Task brief
Across the data below, in how many lines does the word "true" appear? Give only the number.

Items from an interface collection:

=== Section Start ===

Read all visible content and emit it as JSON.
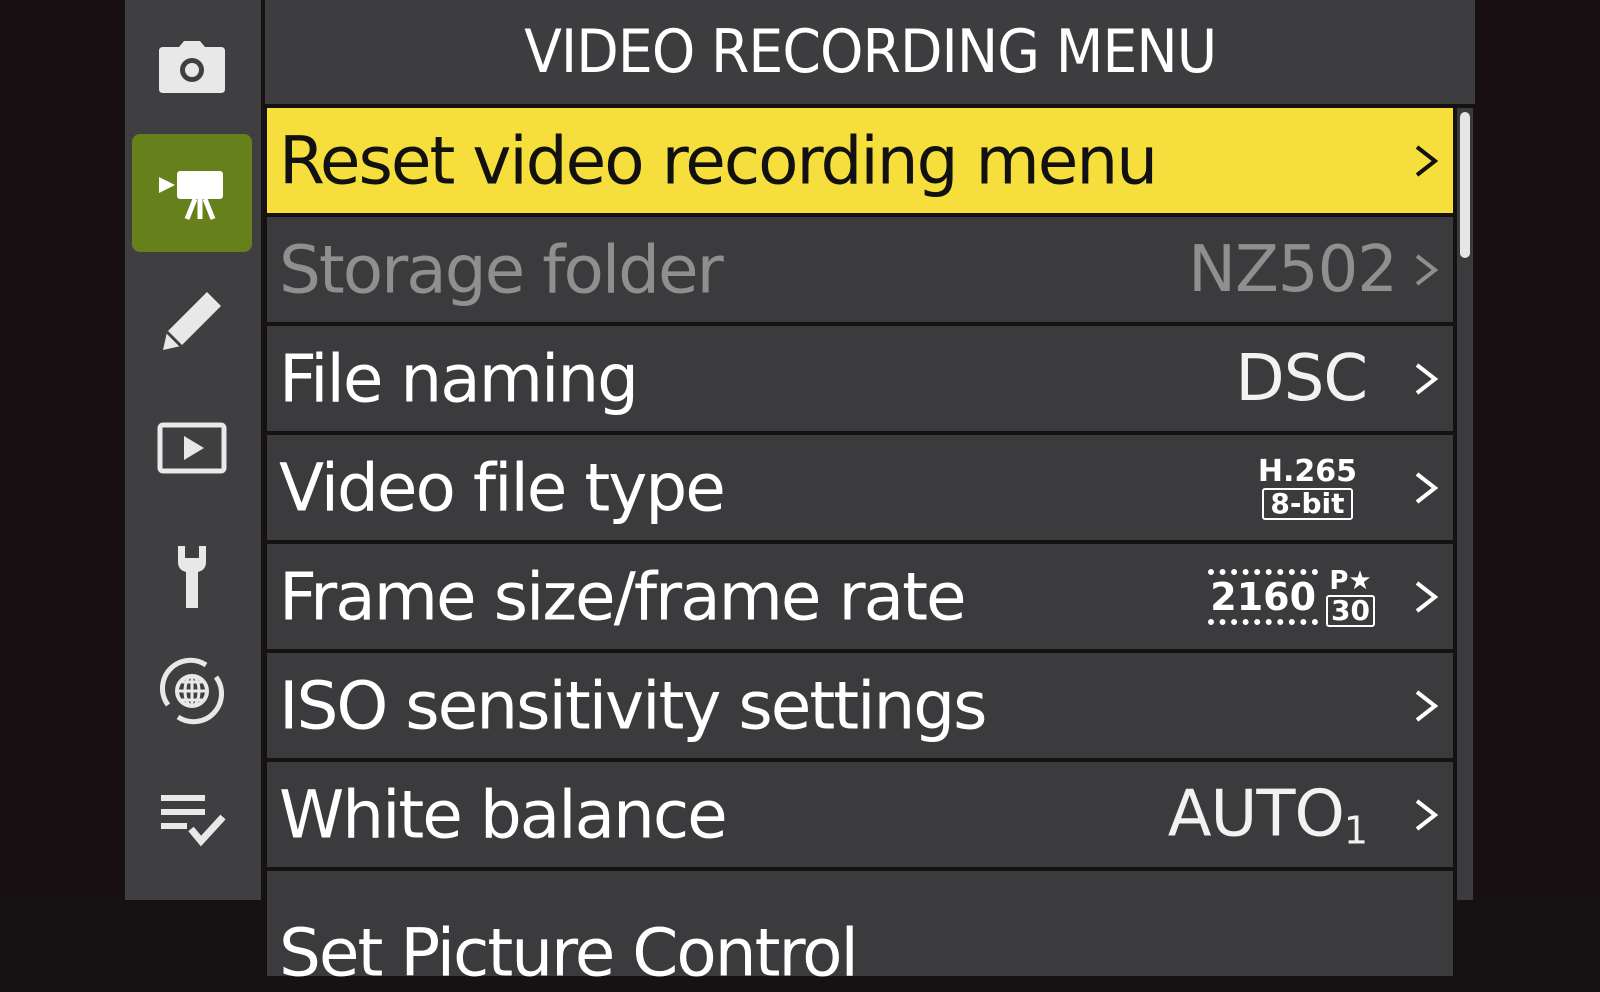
{
  "header": {
    "title": "VIDEO RECORDING MENU"
  },
  "sidebar": {
    "items": [
      {
        "icon": "camera-icon",
        "active": false
      },
      {
        "icon": "video-camera-icon",
        "active": true
      },
      {
        "icon": "pencil-icon",
        "active": false
      },
      {
        "icon": "playback-icon",
        "active": false
      },
      {
        "icon": "wrench-icon",
        "active": false
      },
      {
        "icon": "network-globe-icon",
        "active": false
      },
      {
        "icon": "checklist-icon",
        "active": false
      }
    ],
    "active_color": "#66801c"
  },
  "menu": {
    "items": [
      {
        "label": "Reset video recording menu",
        "value": "",
        "selected": true
      },
      {
        "label": "Storage folder",
        "value": "NZ502",
        "disabled": true
      },
      {
        "label": "File naming",
        "value": "DSC"
      },
      {
        "label": "Video file type",
        "value_top": "H.265",
        "value_bottom": "8-bit"
      },
      {
        "label": "Frame size/frame rate",
        "frame_size": "2160",
        "frame_rate_top": "P★",
        "frame_rate": "30"
      },
      {
        "label": "ISO sensitivity settings",
        "value": ""
      },
      {
        "label": "White balance",
        "value": "AUTO",
        "value_sub": "1"
      },
      {
        "label": "Set Picture Control",
        "value": ""
      }
    ],
    "highlight_color": "#f6de3c"
  }
}
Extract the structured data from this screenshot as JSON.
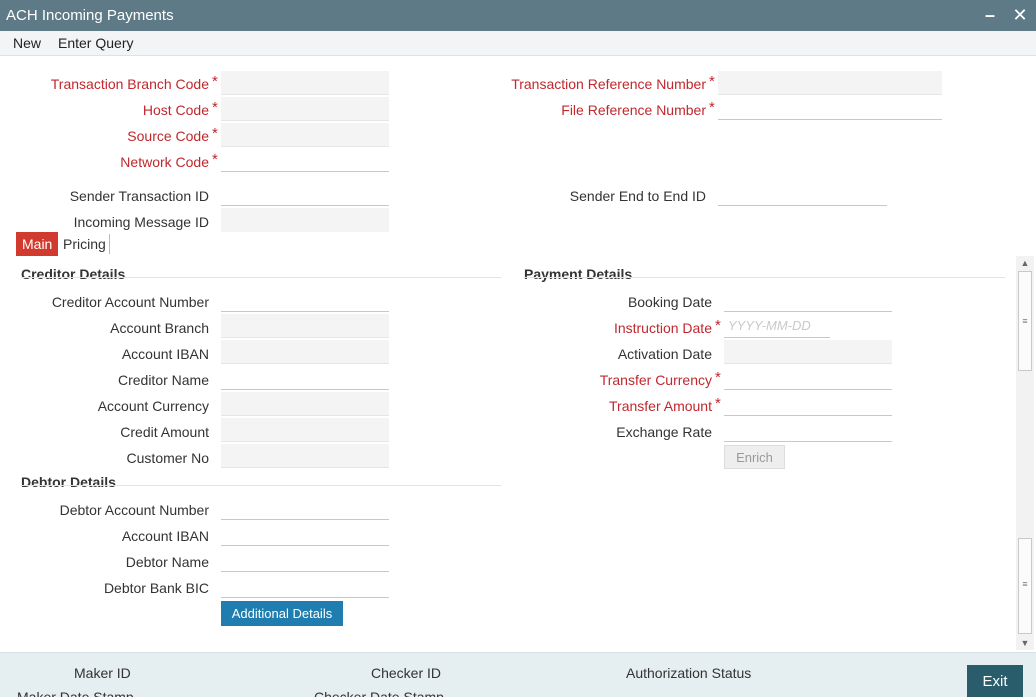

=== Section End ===

Exercise response
3